Task requirements:
Could you please return each line of the data that has the word "figure"?
BEGIN Dataset records
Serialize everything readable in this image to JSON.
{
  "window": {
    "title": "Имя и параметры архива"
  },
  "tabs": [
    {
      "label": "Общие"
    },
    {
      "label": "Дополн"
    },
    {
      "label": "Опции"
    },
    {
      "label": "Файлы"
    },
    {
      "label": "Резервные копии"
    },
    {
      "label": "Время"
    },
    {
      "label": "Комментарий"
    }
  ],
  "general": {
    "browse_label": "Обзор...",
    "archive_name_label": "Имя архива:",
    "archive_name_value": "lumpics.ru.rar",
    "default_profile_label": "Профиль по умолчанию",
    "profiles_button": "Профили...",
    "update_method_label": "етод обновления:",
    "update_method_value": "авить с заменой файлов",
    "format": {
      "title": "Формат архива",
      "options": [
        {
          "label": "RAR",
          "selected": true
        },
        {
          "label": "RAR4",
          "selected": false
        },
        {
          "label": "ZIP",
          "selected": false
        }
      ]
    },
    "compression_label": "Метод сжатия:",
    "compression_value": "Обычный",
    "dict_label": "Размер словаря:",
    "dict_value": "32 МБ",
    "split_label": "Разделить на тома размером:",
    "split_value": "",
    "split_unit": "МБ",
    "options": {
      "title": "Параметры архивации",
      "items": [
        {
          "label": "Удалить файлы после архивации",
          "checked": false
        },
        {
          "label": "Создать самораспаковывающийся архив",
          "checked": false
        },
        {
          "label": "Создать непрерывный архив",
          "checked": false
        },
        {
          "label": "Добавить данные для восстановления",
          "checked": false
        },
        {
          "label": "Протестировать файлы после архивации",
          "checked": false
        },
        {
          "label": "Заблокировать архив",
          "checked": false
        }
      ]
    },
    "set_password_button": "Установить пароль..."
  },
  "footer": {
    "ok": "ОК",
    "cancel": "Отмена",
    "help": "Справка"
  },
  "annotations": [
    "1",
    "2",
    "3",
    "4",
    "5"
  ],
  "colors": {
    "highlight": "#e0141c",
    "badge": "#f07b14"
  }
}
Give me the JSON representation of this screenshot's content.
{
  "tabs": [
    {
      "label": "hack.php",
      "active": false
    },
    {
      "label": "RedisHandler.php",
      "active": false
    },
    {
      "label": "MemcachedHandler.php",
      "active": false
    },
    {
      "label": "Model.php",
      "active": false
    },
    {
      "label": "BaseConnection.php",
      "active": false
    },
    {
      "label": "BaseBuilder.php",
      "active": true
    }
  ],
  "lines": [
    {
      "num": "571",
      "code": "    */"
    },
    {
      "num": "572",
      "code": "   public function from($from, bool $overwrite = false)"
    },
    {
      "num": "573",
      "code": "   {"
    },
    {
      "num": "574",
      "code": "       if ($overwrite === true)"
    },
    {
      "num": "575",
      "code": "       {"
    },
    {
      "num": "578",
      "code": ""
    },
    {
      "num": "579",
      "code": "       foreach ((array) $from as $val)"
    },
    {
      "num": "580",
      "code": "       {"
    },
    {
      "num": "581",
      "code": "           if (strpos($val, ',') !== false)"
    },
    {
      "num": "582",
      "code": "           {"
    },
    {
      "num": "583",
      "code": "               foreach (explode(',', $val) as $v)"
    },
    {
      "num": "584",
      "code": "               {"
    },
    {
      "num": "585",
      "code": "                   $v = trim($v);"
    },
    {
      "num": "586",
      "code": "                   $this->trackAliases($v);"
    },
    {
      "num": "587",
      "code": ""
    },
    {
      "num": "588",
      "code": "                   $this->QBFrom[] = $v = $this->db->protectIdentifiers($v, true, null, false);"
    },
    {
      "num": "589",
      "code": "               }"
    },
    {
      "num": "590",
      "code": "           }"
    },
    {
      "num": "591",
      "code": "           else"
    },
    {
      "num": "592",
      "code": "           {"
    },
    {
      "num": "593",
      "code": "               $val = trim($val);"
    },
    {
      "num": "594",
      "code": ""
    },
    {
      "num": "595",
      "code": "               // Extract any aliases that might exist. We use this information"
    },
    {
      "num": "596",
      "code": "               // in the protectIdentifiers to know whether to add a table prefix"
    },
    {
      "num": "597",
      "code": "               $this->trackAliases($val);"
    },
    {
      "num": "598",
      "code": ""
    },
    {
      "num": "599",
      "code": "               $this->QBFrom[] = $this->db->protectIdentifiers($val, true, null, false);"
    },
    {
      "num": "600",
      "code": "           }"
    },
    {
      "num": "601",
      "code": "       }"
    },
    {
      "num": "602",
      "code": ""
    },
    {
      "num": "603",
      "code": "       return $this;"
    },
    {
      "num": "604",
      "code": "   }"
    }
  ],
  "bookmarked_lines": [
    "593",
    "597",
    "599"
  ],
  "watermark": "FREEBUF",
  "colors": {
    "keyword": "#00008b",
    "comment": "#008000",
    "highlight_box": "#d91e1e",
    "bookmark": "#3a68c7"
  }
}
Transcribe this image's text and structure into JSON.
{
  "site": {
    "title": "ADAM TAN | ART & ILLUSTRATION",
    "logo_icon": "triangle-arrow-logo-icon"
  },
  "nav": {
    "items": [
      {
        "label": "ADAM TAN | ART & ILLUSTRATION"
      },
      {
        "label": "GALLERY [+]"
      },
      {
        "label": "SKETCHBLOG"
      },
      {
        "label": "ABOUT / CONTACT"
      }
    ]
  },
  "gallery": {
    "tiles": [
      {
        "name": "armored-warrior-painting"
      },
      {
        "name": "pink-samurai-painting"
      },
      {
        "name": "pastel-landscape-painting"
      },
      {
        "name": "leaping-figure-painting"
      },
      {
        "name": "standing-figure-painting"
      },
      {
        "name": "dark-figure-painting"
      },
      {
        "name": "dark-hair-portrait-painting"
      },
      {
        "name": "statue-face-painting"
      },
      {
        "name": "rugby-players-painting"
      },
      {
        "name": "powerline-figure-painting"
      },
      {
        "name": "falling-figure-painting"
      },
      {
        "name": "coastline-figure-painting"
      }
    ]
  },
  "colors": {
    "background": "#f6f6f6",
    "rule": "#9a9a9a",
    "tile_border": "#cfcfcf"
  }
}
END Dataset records
Answer space:
        "name": "leaping-figure-painting"
        "name": "standing-figure-painting"
        "name": "dark-figure-painting"
        "name": "powerline-figure-painting"
        "name": "falling-figure-painting"
        "name": "coastline-figure-painting"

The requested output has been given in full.